*Input for this task*:
· · · · ·

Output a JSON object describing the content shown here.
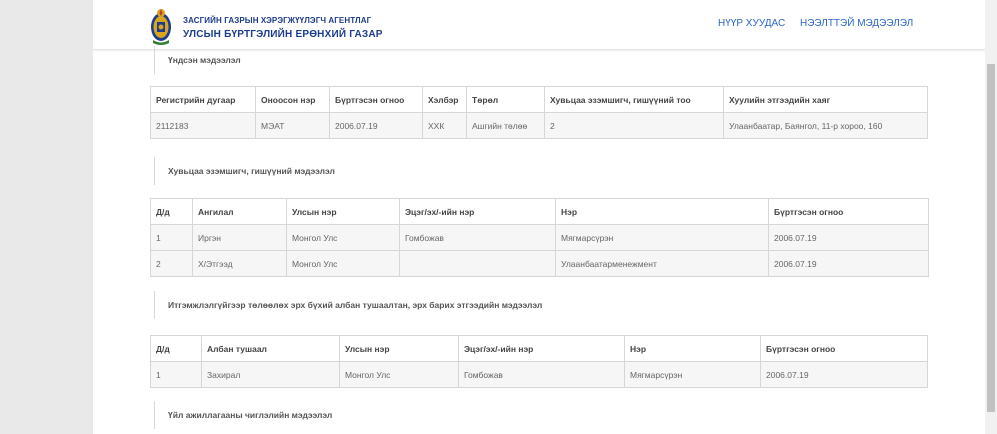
{
  "header": {
    "agency_line": "ЗАСГИЙН ГАЗРЫН ХЭРЭГЖҮҮЛЭГЧ АГЕНТЛАГ",
    "org_name": "УЛСЫН БҮРТГЭЛИЙН ЕРӨНХИЙ ГАЗАР",
    "nav_home": "НҮҮР ХУУДАС",
    "nav_faq": "НЭЭЛТТЭЙ МЭДЭЭЛЭЛ"
  },
  "basic_info": {
    "title": "Үндсэн мэдээлэл",
    "headers": [
      "Регистрийн дугаар",
      "Оноосон нэр",
      "Бүртгэсэн огноо",
      "Хэлбэр",
      "Төрөл",
      "Хувьцаа эзэмшигч, гишүүний тоо",
      "Хуулийн этгээдийн хаяг"
    ],
    "row": [
      "2112183",
      "МЭАТ",
      "2006.07.19",
      "ХХК",
      "Ашгийн төлөө",
      "2",
      "Улаанбаатар, Баянгол, 11-р хороо, 160"
    ]
  },
  "shareholders": {
    "title": "Хувьцаа эзэмшигч, гишүүний мэдээлэл",
    "headers": [
      "Д/д",
      "Ангилал",
      "Улсын нэр",
      "Эцэг/эх/-ийн нэр",
      "Нэр",
      "Бүртгэсэн огноо"
    ],
    "rows": [
      [
        "1",
        "Иргэн",
        "Монгол Улс",
        "Гомбожав",
        "Мягмарсүрэн",
        "2006.07.19"
      ],
      [
        "2",
        "Х/Этгээд",
        "Монгол Улс",
        "",
        "Улаанбаатарменежмент",
        "2006.07.19"
      ]
    ]
  },
  "officials": {
    "title": "Итгэмжлэлгүйгээр төлөөлөх эрх бүхий албан тушаалтан, эрх барих этгээдийн мэдээлэл",
    "headers": [
      "Д/д",
      "Албан тушаал",
      "Улсын нэр",
      "Эцэг/эх/-ийн нэр",
      "Нэр",
      "Бүртгэсэн огноо"
    ],
    "rows": [
      [
        "1",
        "Захирал",
        "Монгол Улс",
        "Гомбожав",
        "Мягмарсүрэн",
        "2006.07.19"
      ]
    ]
  },
  "activities": {
    "title": "Үйл ажиллагааны чиглэлийн мэдээлэл"
  },
  "colors": {
    "brand_blue": "#1c3c8c",
    "link_blue": "#2a66c9",
    "emblem_gold": "#d9a520"
  }
}
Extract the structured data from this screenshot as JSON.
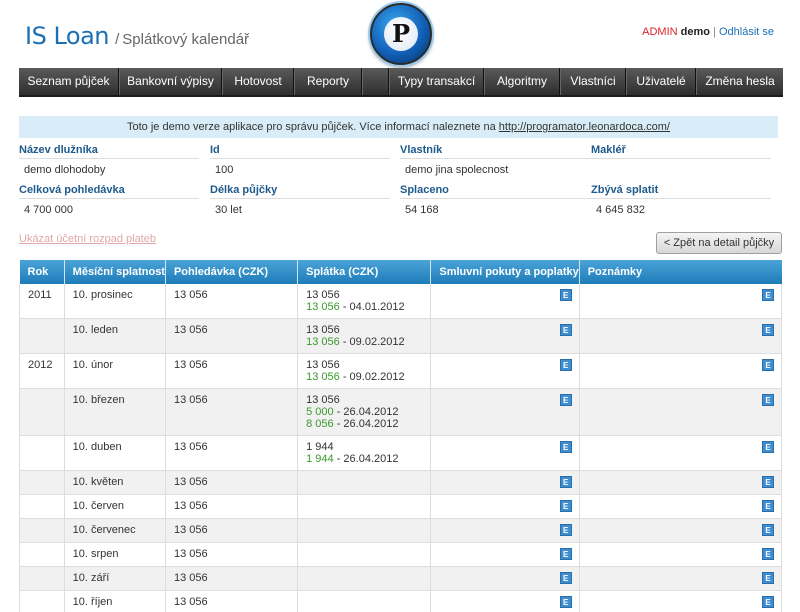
{
  "header": {
    "app_name": "IS Loan",
    "separator": "/",
    "page_title": "Splátkový kalendář",
    "logo_letter": "P",
    "user_role": "ADMIN",
    "user_name": "demo",
    "user_separator": "|",
    "logout_label": "Odhlásit se"
  },
  "menu": {
    "items": [
      "Seznam půjček",
      "Bankovní výpisy",
      "Hotovost",
      "Reporty",
      "",
      "Typy transakcí",
      "Algoritmy",
      "Vlastníci",
      "Uživatelé",
      "Změna hesla"
    ]
  },
  "notice": {
    "text": "Toto je demo verze aplikace pro správu půjček. Více informací naleznete na ",
    "link": "http://programator.leonardoca.com/"
  },
  "loan": {
    "debtor_label": "Název dlužníka",
    "debtor": "demo dlohodoby",
    "id_label": "Id",
    "id": "100",
    "owner_label": "Vlastník",
    "owner": "demo jina spolecnost",
    "broker_label": "Makléř",
    "broker": "",
    "total_label": "Celková pohledávka",
    "total": "4 700 000",
    "length_label": "Délka půjčky",
    "length": "30 let",
    "paid_label": "Splaceno",
    "paid": "54 168",
    "remaining_label": "Zbývá splatit",
    "remaining": "4 645 832"
  },
  "actions": {
    "show_breakdown": "Ukázat účetní rozpad plateb",
    "back_button": "< Zpět na detail půjčky"
  },
  "table": {
    "headers": [
      "Rok",
      "Měsíční splatnost",
      "Pohledávka (CZK)",
      "Splátka (CZK)",
      "Smluvní pokuty a poplatky",
      "Poznámky"
    ],
    "edit_label": "E",
    "rows": [
      {
        "year": "2011",
        "due": "10. prosinec",
        "claim": "13 056",
        "installment": "13 056",
        "payments": [
          {
            "amount": "13 056",
            "date": "04.01.2012"
          }
        ]
      },
      {
        "year": "",
        "due": "10. leden",
        "claim": "13 056",
        "installment": "13 056",
        "payments": [
          {
            "amount": "13 056",
            "date": "09.02.2012"
          }
        ]
      },
      {
        "year": "2012",
        "due": "10. únor",
        "claim": "13 056",
        "installment": "13 056",
        "payments": [
          {
            "amount": "13 056",
            "date": "09.02.2012"
          }
        ]
      },
      {
        "year": "",
        "due": "10. březen",
        "claim": "13 056",
        "installment": "13 056",
        "payments": [
          {
            "amount": "5 000",
            "date": "26.04.2012"
          },
          {
            "amount": "8 056",
            "date": "26.04.2012"
          }
        ]
      },
      {
        "year": "",
        "due": "10. duben",
        "claim": "13 056",
        "installment": "1 944",
        "payments": [
          {
            "amount": "1 944",
            "date": "26.04.2012"
          }
        ]
      },
      {
        "year": "",
        "due": "10. květen",
        "claim": "13 056",
        "installment": "",
        "payments": []
      },
      {
        "year": "",
        "due": "10. červen",
        "claim": "13 056",
        "installment": "",
        "payments": []
      },
      {
        "year": "",
        "due": "10. červenec",
        "claim": "13 056",
        "installment": "",
        "payments": []
      },
      {
        "year": "",
        "due": "10. srpen",
        "claim": "13 056",
        "installment": "",
        "payments": []
      },
      {
        "year": "",
        "due": "10. září",
        "claim": "13 056",
        "installment": "",
        "payments": []
      },
      {
        "year": "",
        "due": "10. říjen",
        "claim": "13 056",
        "installment": "",
        "payments": []
      }
    ]
  },
  "colors": {
    "brand_blue": "#1a6fb5",
    "header_blue": "#1f7cb9",
    "payment_green": "#3a9a2a",
    "admin_red": "#d9252b"
  }
}
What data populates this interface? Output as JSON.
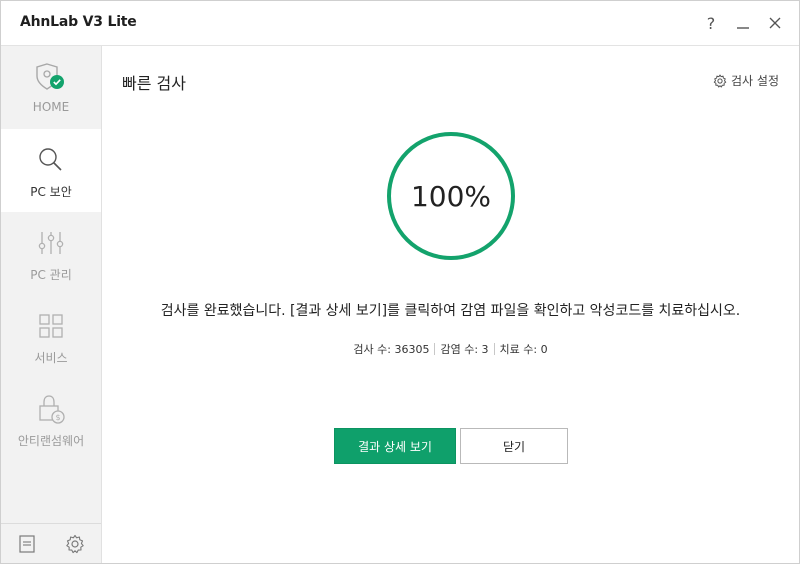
{
  "window": {
    "title": "AhnLab V3 Lite",
    "help_label": "?",
    "minimize_label": "—",
    "close_label": "✕"
  },
  "sidebar": {
    "items": [
      {
        "label": "HOME",
        "icon": "shield-check-icon",
        "active": false
      },
      {
        "label": "PC 보안",
        "icon": "search-icon",
        "active": true
      },
      {
        "label": "PC 관리",
        "icon": "sliders-icon",
        "active": false
      },
      {
        "label": "서비스",
        "icon": "grid-icon",
        "active": false
      },
      {
        "label": "안티랜섬웨어",
        "icon": "lock-icon",
        "active": false
      }
    ],
    "bottom": [
      {
        "icon": "report-icon"
      },
      {
        "icon": "gear-icon"
      }
    ]
  },
  "main": {
    "title": "빠른 검사",
    "settings_label": "검사 설정",
    "progress": {
      "value": 100,
      "text": "100%"
    },
    "message": "검사를 완료했습니다. [결과 상세 보기]를 클릭하여 감염 파일을 확인하고 악성코드를 치료하십시오.",
    "stats": [
      {
        "text": "검사 수: 36305"
      },
      {
        "text": "감염 수: 3"
      },
      {
        "text": "치료 수: 0"
      }
    ],
    "primary_button": "결과 상세 보기",
    "secondary_button": "닫기"
  },
  "colors": {
    "accent": "#0fa06b",
    "sidebar_bg": "#f2f2f2",
    "ring": "#13a36c"
  }
}
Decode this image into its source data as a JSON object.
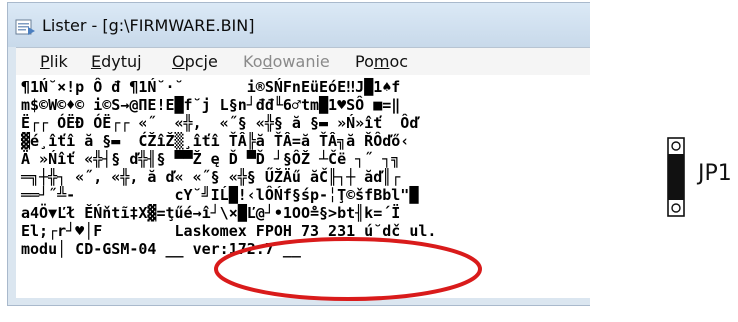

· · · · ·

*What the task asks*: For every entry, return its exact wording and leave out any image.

*Answer to this task*:
Output a JSON object describing the content shown here.
{
  "header": {
    "agency_line": "ЗАСГИЙН ГАЗРЫН ХЭРЭГЖҮҮЛЭГЧ АГЕНТЛАГ",
    "org_name": "УЛСЫН БҮРТГЭЛИЙН ЕРӨНХИЙ ГАЗАР",
    "nav_home": "НҮҮР ХУУДАС",
    "nav_faq": "НЭЭЛТТЭЙ МЭДЭЭЛЭЛ"
  },
  "basic_info": {
    "title": "Үндсэн мэдээлэл",
    "headers": [
      "Регистрийн дугаар",
      "Оноосон нэр",
      "Бүртгэсэн огноо",
      "Хэлбэр",
      "Төрөл",
      "Хувьцаа эзэмшигч, гишүүний тоо",
      "Хуулийн этгээдийн хаяг"
    ],
    "row": [
      "2112183",
      "МЭАТ",
      "2006.07.19",
      "ХХК",
      "Ашгийн төлөө",
      "2",
      "Улаанбаатар, Баянгол, 11-р хороо, 160"
    ]
  },
  "shareholders": {
    "title": "Хувьцаа эзэмшигч, гишүүний мэдээлэл",
    "headers": [
      "Д/д",
      "Ангилал",
      "Улсын нэр",
      "Эцэг/эх/-ийн нэр",
      "Нэр",
      "Бүртгэсэн огноо"
    ],
    "rows": [
      [
        "1",
        "Иргэн",
        "Монгол Улс",
        "Гомбожав",
        "Мягмарсүрэн",
        "2006.07.19"
      ],
      [
        "2",
        "Х/Этгээд",
        "Монгол Улс",
        "",
        "Улаанбаатарменежмент",
        "2006.07.19"
      ]
    ]
  },
  "officials": {
    "title": "Итгэмжлэлгүйгээр төлөөлөх эрх бүхий албан тушаалтан, эрх барих этгээдийн мэдээлэл",
    "headers": [
      "Д/д",
      "Албан тушаал",
      "Улсын нэр",
      "Эцэг/эх/-ийн нэр",
      "Нэр",
      "Бүртгэсэн огноо"
    ],
    "rows": [
      [
        "1",
        "Захирал",
        "Монгол Улс",
        "Гомбожав",
        "Мягмарсүрэн",
        "2006.07.19"
      ]
    ]
  },
  "activities": {
    "title": "Үйл ажиллагааны чиглэлийн мэдээлэл"
  },
  "colors": {
    "brand_blue": "#1c3c8c",
    "link_blue": "#2a66c9",
    "emblem_gold": "#d9a520"
  }
}
Extract the structured data from this screenshot as JSON.
{
  "header": {
    "app_name": "IS Loan",
    "separator": "/",
    "page_title": "Splátkový kalendář",
    "logo_letter": "P",
    "user_role": "ADMIN",
    "user_name": "demo",
    "user_separator": "|",
    "logout_label": "Odhlásit se"
  },
  "menu": {
    "items": [
      "Seznam půjček",
      "Bankovní výpisy",
      "Hotovost",
      "Reporty",
      "",
      "Typy transakcí",
      "Algoritmy",
      "Vlastníci",
      "Uživatelé",
      "Změna hesla"
    ]
  },
  "notice": {
    "text": "Toto je demo verze aplikace pro správu půjček. Více informací naleznete na ",
    "link": "http://programator.leonardoca.com/"
  },
  "loan": {
    "debtor_label": "Název dlužníka",
    "debtor": "demo dlohodoby",
    "id_label": "Id",
    "id": "100",
    "owner_label": "Vlastník",
    "owner": "demo jina spolecnost",
    "broker_label": "Makléř",
    "broker": "",
    "total_label": "Celková pohledávka",
    "total": "4 700 000",
    "length_label": "Délka půjčky",
    "length": "30 let",
    "paid_label": "Splaceno",
    "paid": "54 168",
    "remaining_label": "Zbývá splatit",
    "remaining": "4 645 832"
  },
  "actions": {
    "show_breakdown": "Ukázat účetní rozpad plateb",
    "back_button": "< Zpět na detail půjčky"
  },
  "table": {
    "headers": [
      "Rok",
      "Měsíční splatnost",
      "Pohledávka (CZK)",
      "Splátka (CZK)",
      "Smluvní pokuty a poplatky",
      "Poznámky"
    ],
    "edit_label": "E",
    "rows": [
      {
        "year": "2011",
        "due": "10. prosinec",
        "claim": "13 056",
        "installment": "13 056",
        "payments": [
          {
            "amount": "13 056",
            "date": "04.01.2012"
          }
        ]
      },
      {
        "year": "",
        "due": "10. leden",
        "claim": "13 056",
        "installment": "13 056",
        "payments": [
          {
            "amount": "13 056",
            "date": "09.02.2012"
          }
        ]
      },
      {
        "year": "2012",
        "due": "10. únor",
        "claim": "13 056",
        "installment": "13 056",
        "payments": [
          {
            "amount": "13 056",
            "date": "09.02.2012"
          }
        ]
      },
      {
        "year": "",
        "due": "10. březen",
        "claim": "13 056",
        "installment": "13 056",
        "payments": [
          {
            "amount": "5 000",
            "date": "26.04.2012"
          },
          {
            "amount": "8 056",
            "date": "26.04.2012"
          }
        ]
      },
      {
        "year": "",
        "due": "10. duben",
        "claim": "13 056",
        "installment": "1 944",
        "payments": [
          {
            "amount": "1 944",
            "date": "26.04.2012"
          }
        ]
      },
      {
        "year": "",
        "due": "10. květen",
        "claim": "13 056",
        "installment": "",
        "payments": []
      },
      {
        "year": "",
        "due": "10. červen",
        "claim": "13 056",
        "installment": "",
        "payments": []
      },
      {
        "year": "",
        "due": "10. červenec",
        "claim": "13 056",
        "installment": "",
        "payments": []
      },
      {
        "year": "",
        "due": "10. srpen",
        "claim": "13 056",
        "installment": "",
        "payments": []
      },
      {
        "year": "",
        "due": "10. září",
        "claim": "13 056",
        "installment": "",
        "payments": []
      },
      {
        "year": "",
        "due": "10. říjen",
        "claim": "13 056",
        "installment": "",
        "payments": []
      }
    ]
  },
  "colors": {
    "brand_blue": "#1a6fb5",
    "header_blue": "#1f7cb9",
    "payment_green": "#3a9a2a",
    "admin_red": "#d9252b"
  }
}
What data populates this interface? Output as JSON.
{
  "window": {
    "title": "AhnLab V3 Lite",
    "help_label": "?",
    "minimize_label": "—",
    "close_label": "✕"
  },
  "sidebar": {
    "items": [
      {
        "label": "HOME",
        "icon": "shield-check-icon",
        "active": false
      },
      {
        "label": "PC 보안",
        "icon": "search-icon",
        "active": true
      },
      {
        "label": "PC 관리",
        "icon": "sliders-icon",
        "active": false
      },
      {
        "label": "서비스",
        "icon": "grid-icon",
        "active": false
      },
      {
        "label": "안티랜섬웨어",
        "icon": "lock-icon",
        "active": false
      }
    ],
    "bottom": [
      {
        "icon": "report-icon"
      },
      {
        "icon": "gear-icon"
      }
    ]
  },
  "main": {
    "title": "빠른 검사",
    "settings_label": "검사 설정",
    "progress": {
      "value": 100,
      "text": "100%"
    },
    "message": "검사를 완료했습니다. [결과 상세 보기]를 클릭하여 감염 파일을 확인하고 악성코드를 치료하십시오.",
    "stats": [
      {
        "text": "검사 수: 36305"
      },
      {
        "text": "감염 수: 3"
      },
      {
        "text": "치료 수: 0"
      }
    ],
    "primary_button": "결과 상세 보기",
    "secondary_button": "닫기"
  },
  "colors": {
    "accent": "#0fa06b",
    "sidebar_bg": "#f2f2f2",
    "ring": "#13a36c"
  }
}
Decode this image into its source data as a JSON object.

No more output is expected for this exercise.